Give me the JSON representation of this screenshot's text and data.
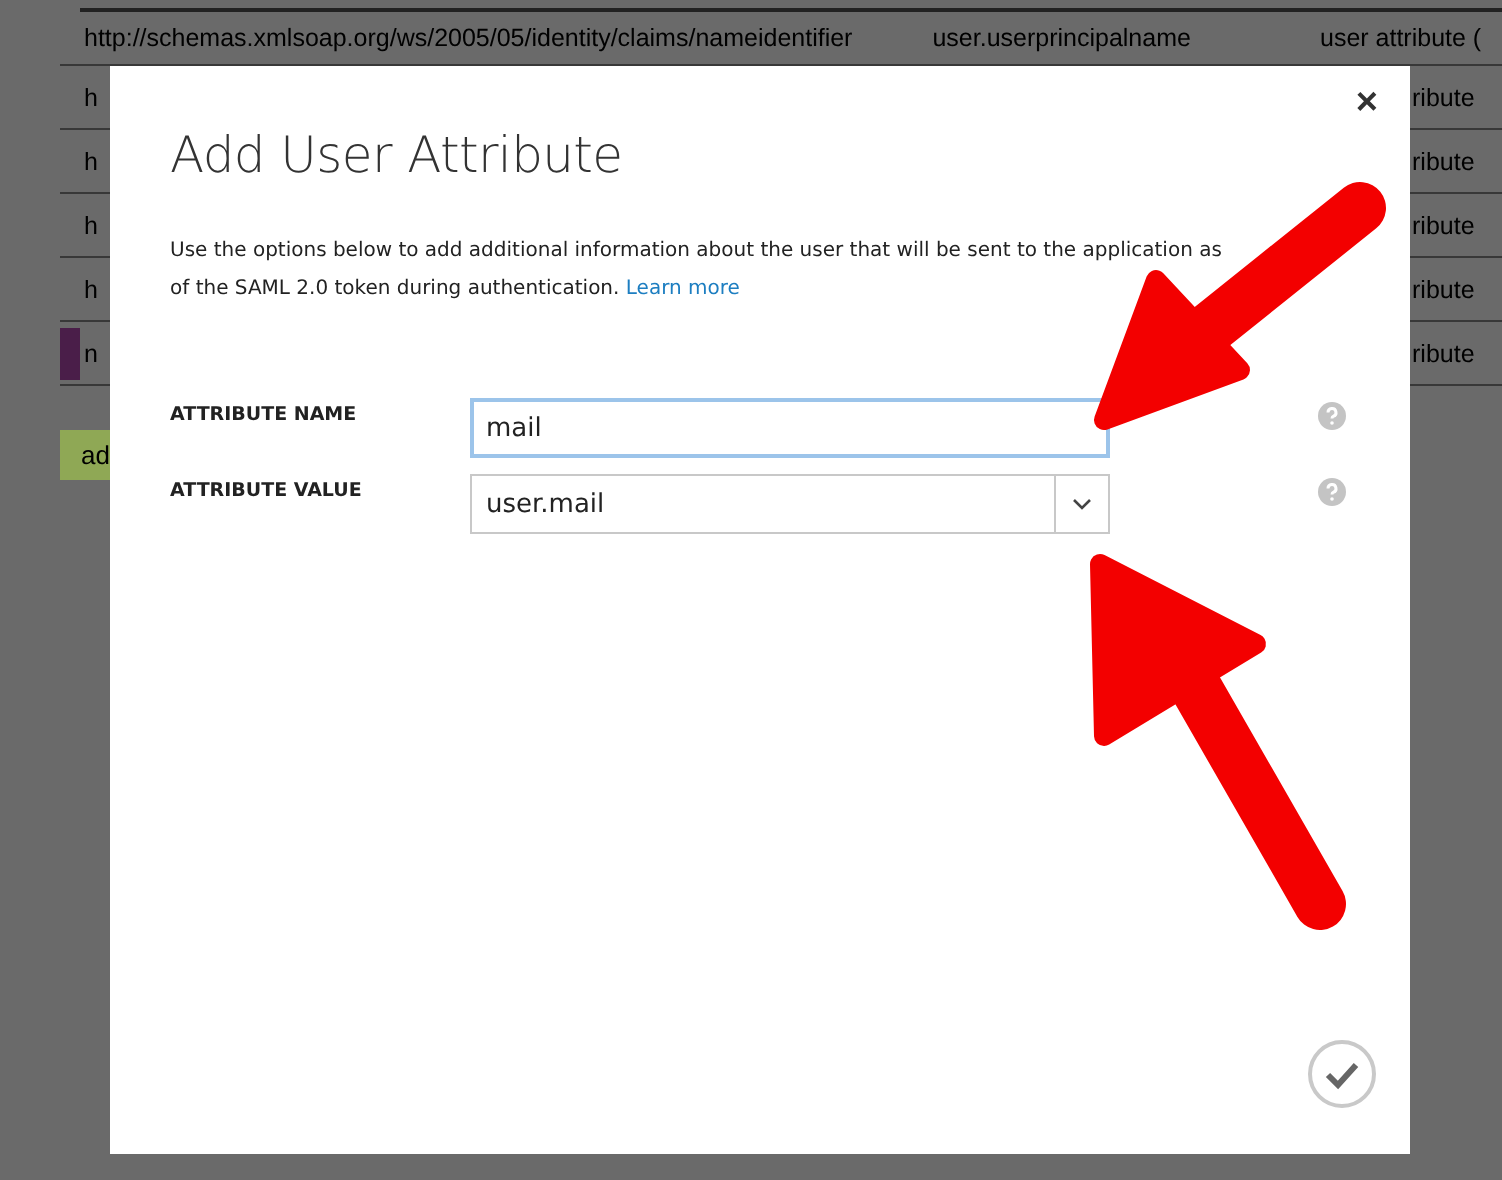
{
  "background_table": {
    "rows": [
      {
        "column_1": "http://schemas.xmlsoap.org/ws/2005/05/identity/claims/nameidentifier",
        "column_2": "user.userprincipalname",
        "column_3": "user attribute ("
      },
      {
        "column_1": "h",
        "column_3": "ribute"
      },
      {
        "column_1": "h",
        "column_3": "ribute"
      },
      {
        "column_1": "h",
        "column_3": "ribute"
      },
      {
        "column_1": "h",
        "column_3": "ribute"
      },
      {
        "column_1": "n",
        "column_3": "ribute",
        "marked": true
      }
    ],
    "add_button": "ad"
  },
  "dialog": {
    "title": "Add User Attribute",
    "close": "×",
    "description": {
      "lines": [
        "Use the options below to add additional information about the user that will be sent to the application as",
        "of the SAML 2.0 token during authentication."
      ],
      "link": "Learn more"
    },
    "fields": [
      {
        "kind": "text",
        "label": "ATTRIBUTE NAME",
        "value": "mail",
        "focused": true
      },
      {
        "kind": "dropdown",
        "label": "ATTRIBUTE VALUE",
        "value": "user.mail",
        "focused": false
      }
    ]
  },
  "annotations": [
    {
      "kind": "arrow"
    },
    {
      "kind": "arrow"
    }
  ]
}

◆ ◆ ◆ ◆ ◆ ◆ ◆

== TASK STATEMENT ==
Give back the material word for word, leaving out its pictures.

== REPLY ==
Give me the JSON representation of this screenshot's text and data.
{
  "background_table": {
    "rows": [
      {
        "column_1": "http://schemas.xmlsoap.org/ws/2005/05/identity/claims/nameidentifier",
        "column_2": "user.userprincipalname",
        "column_3": "user attribute ("
      },
      {
        "column_1": "h",
        "column_3": "ribute"
      },
      {
        "column_1": "h",
        "column_3": "ribute"
      },
      {
        "column_1": "h",
        "column_3": "ribute"
      },
      {
        "column_1": "h",
        "column_3": "ribute"
      },
      {
        "column_1": "n",
        "column_3": "ribute",
        "marked": true
      }
    ],
    "add_button": "ad"
  },
  "dialog": {
    "title": "Add User Attribute",
    "close": "×",
    "description": {
      "lines": [
        "Use the options below to add additional information about the user that will be sent to the application as",
        "of the SAML 2.0 token during authentication."
      ],
      "link": "Learn more"
    },
    "fields": [
      {
        "kind": "text",
        "label": "ATTRIBUTE NAME",
        "value": "mail",
        "focused": true
      },
      {
        "kind": "dropdown",
        "label": "ATTRIBUTE VALUE",
        "value": "user.mail",
        "focused": false
      }
    ]
  },
  "annotations": [
    {
      "kind": "arrow"
    },
    {
      "kind": "arrow"
    }
  ]
}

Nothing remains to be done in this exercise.